Keeping those values

  People rationalize breaking their values all the time. It can be more convenient to let things slip just a little to hit a financial target, or to make payroll, or to reduce overtime, or...you name it. Cutting corners on our values seems easy. But, how does that turn out? The cost to be paid for surrendering against our values might not even be immediate, but it will be certain and it might be profound. The proverbial slippery slope does not lead to a soft landing. It's easy to rationalize breaking a value but much harder to endure the eventual results. -- doug smith

Was It Only Imagination?

  Have you ever imagined something so much or so strongly that you believe it's happened, even when it hasn't?  Like a dream, a creative endeavor takes on a quiet life of its own. We see it. We feel it. We're sure we did our work to make it happen.  But if we didn't do the work, it didn't happen. That's why some  writers will not talk about a piece they're working on: if they talk about it too much, it already feels complete, and it's NOT. Our minds are wonderful, and sometimes they're funny. We can do that with "facts" as well. Our own inner bias convinces us that a particular view is true, even in the face of contrary evidence.
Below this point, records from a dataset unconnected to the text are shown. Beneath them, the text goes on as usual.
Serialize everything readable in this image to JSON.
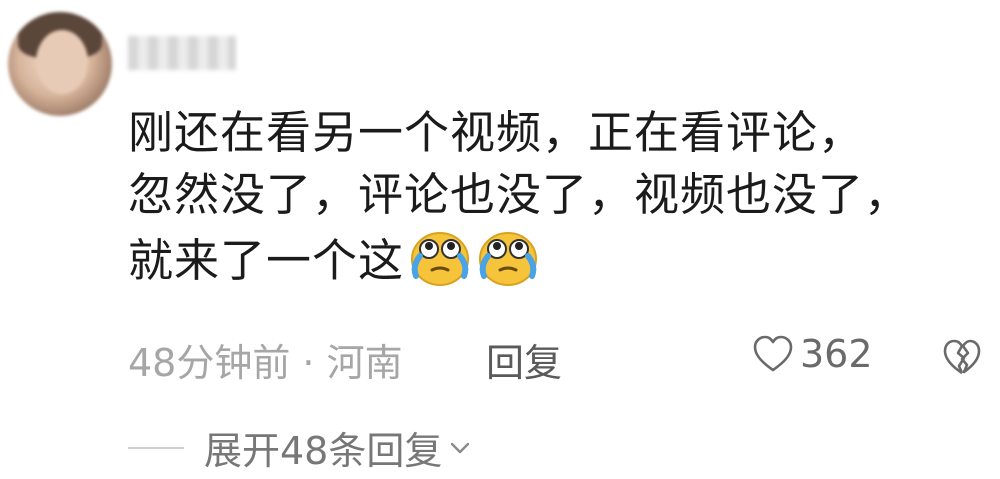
{
  "comment": {
    "lines": [
      "刚还在看另一个视频，正在看评论，",
      "忽然没了，评论也没了，视频也没了，",
      "就来了一个这"
    ],
    "emoji": [
      "crying-face-emoji",
      "crying-face-emoji"
    ]
  },
  "meta": {
    "time_location": "48分钟前 · 河南",
    "reply_label": "回复",
    "like_count": "362"
  },
  "expand": {
    "label": "展开48条回复"
  },
  "icons": {
    "like": "heart-outline-icon",
    "dislike": "broken-heart-icon",
    "expand": "chevron-down-icon"
  },
  "colors": {
    "text": "#1b1b1b",
    "meta": "#a6a6a6",
    "emoji_yellow": "#f6c43a",
    "tears": "#4aa3e6"
  }
}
We see that all over these days. What we imagine to be true sometimes gets in the way of what is actually true. It's the job of a true high performance leader to know the truth, to tell the truth, and to lead with the truth. Leaders who don't, don't deserve to be leaders.  -- doug smith
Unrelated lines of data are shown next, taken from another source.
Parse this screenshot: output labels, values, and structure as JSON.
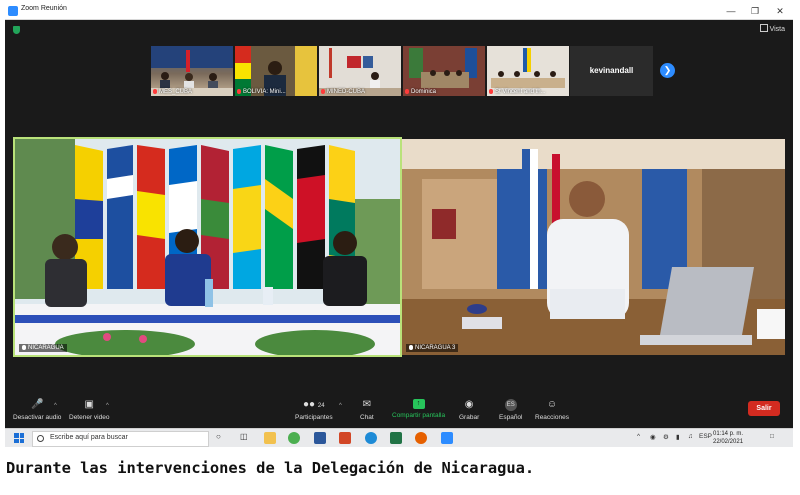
{
  "window": {
    "title": "Zoom Reunión",
    "view_label": "Vista"
  },
  "thumbnails": [
    {
      "label": "MES_CUBA"
    },
    {
      "label": "BOLIVIA: Mini..."
    },
    {
      "label": "MINED-CUBA"
    },
    {
      "label": "Dominica"
    },
    {
      "label": "St Vincent and th..."
    }
  ],
  "named_tile": "kevinandall",
  "videos": [
    {
      "label": "NICARAGUA"
    },
    {
      "label": "NICARAGUA 3"
    }
  ],
  "toolbar": {
    "audio": "Desactivar audio",
    "video": "Detener video",
    "participants": "Participantes",
    "participants_count": "24",
    "chat": "Chat",
    "share": "Compartir pantalla",
    "record": "Grabar",
    "language": "Español",
    "language_badge": "ES",
    "reactions": "Reacciones",
    "leave": "Salir"
  },
  "taskbar": {
    "search_placeholder": "Escribe aquí para buscar",
    "lang": "ESP",
    "time": "01:14 p. m.",
    "date": "22/02/2021"
  },
  "caption": "Durante las intervenciones de la Delegación de Nicaragua."
}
How is that plan?

  What's your goal? Is what you're doing achieving that goal? Once in a while I need to check my plan because it's just not up to the goal. There's no shame in it, but there's no game in it either to stay with a broken plan. If what you're doing isn't working -- you know what to do: something else. -- doug smith

Breathe and Begin
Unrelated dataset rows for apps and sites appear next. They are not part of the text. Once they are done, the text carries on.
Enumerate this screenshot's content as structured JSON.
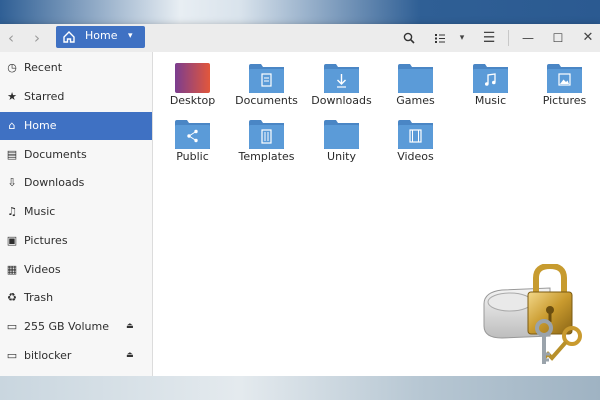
{
  "header": {
    "back_icon": "chevron-left-icon",
    "forward_icon": "chevron-right-icon",
    "path_label": "Home",
    "path_caret": "▾",
    "view_caret": "▾",
    "menu_glyph": "☰",
    "min_glyph": "—",
    "max_glyph": "☐",
    "close_glyph": "✕"
  },
  "sidebar": {
    "items": [
      {
        "label": "Recent",
        "icon": "clock-icon",
        "glyph": "◷"
      },
      {
        "label": "Starred",
        "icon": "star-icon",
        "glyph": "★"
      },
      {
        "label": "Home",
        "icon": "home-icon",
        "glyph": "⌂",
        "active": true
      },
      {
        "label": "Documents",
        "icon": "document-icon",
        "glyph": "▤"
      },
      {
        "label": "Downloads",
        "icon": "download-icon",
        "glyph": "⇩"
      },
      {
        "label": "Music",
        "icon": "music-icon",
        "glyph": "♫"
      },
      {
        "label": "Pictures",
        "icon": "picture-icon",
        "glyph": "▣"
      },
      {
        "label": "Videos",
        "icon": "video-icon",
        "glyph": "▦"
      },
      {
        "label": "Trash",
        "icon": "trash-icon",
        "glyph": "♻"
      },
      {
        "label": "255 GB Volume",
        "icon": "drive-icon",
        "glyph": "▭",
        "eject": "⏏"
      },
      {
        "label": "bitlocker",
        "icon": "drive-icon",
        "glyph": "▭",
        "eject": "⏏"
      }
    ]
  },
  "files": [
    {
      "label": "Desktop",
      "icon": "desktop-folder-icon"
    },
    {
      "label": "Documents",
      "icon": "documents-folder-icon"
    },
    {
      "label": "Downloads",
      "icon": "downloads-folder-icon"
    },
    {
      "label": "Games",
      "icon": "folder-icon"
    },
    {
      "label": "Music",
      "icon": "music-folder-icon"
    },
    {
      "label": "Pictures",
      "icon": "pictures-folder-icon"
    },
    {
      "label": "Public",
      "icon": "public-folder-icon"
    },
    {
      "label": "Templates",
      "icon": "templates-folder-icon"
    },
    {
      "label": "Unity",
      "icon": "folder-icon"
    },
    {
      "label": "Videos",
      "icon": "videos-folder-icon"
    }
  ],
  "colors": {
    "accent": "#3f71c3",
    "folder": "#5b9bd8",
    "folder_tab": "#4a86c5"
  }
}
  Moment by moment, some moments are tough. They can fill us with challenges, they can weigh us down. Inevitably, when we apply our best focus, when we stay with our values, we prevail. On to the next moment! This moment will pass soon enough. Breathe, and begin -- start the next better time. -- doug smith

Chicken or Egg?

  Have you ever found yourself involved in a mission that feels disconnected from who you really are? It happens far too often. We start by chasing a dream, get distracted by chasing money, and get misdirected by a mission that makes no sense for who we are. Maybe it's the company's mission. Maybe it's your own mission that got lost in the fog of survival. We sometimes face a decision: keep working that mission, or listen to our heart. If your mission is forcing you into actions that make you uncomfortable from a values standpoint, you've likely reached a decision point. If your character and values can't survive your mission, abandon the mission. It's both difficult and simple. Simple in that it tells you what you already know, and difficult because the work still wants to be done, your boss still needs you to comply, your organization has already decided for you. You decide. It's your decision.  -- doug smith  

Fill In The Blanks

  Have you ever had an argument and only later on realized that maybe you didn't get it right? Maybe there was a missing piece of information. Maybe you had filtered things a bit from your point of view. It happens. When? All the time. Right or wrong, every perspective is incomplete. Sometimes we need to fill in the blanks by gaining another perspective, by hearing someone else's story. What's your rush? Get it right. -- doug smith

High Performance Leaders Are Accountable

  High performance leaders don't get to pass the blame. It's possible, but worthless, to blame someone else for your problems. Who will deal with the issue? Who will solve the problem? Who is accountable? Every problem is a leadership problem. Take charge. Forge forward. Rally the team.  That problem that concerns you belongs to you.  -- doug smith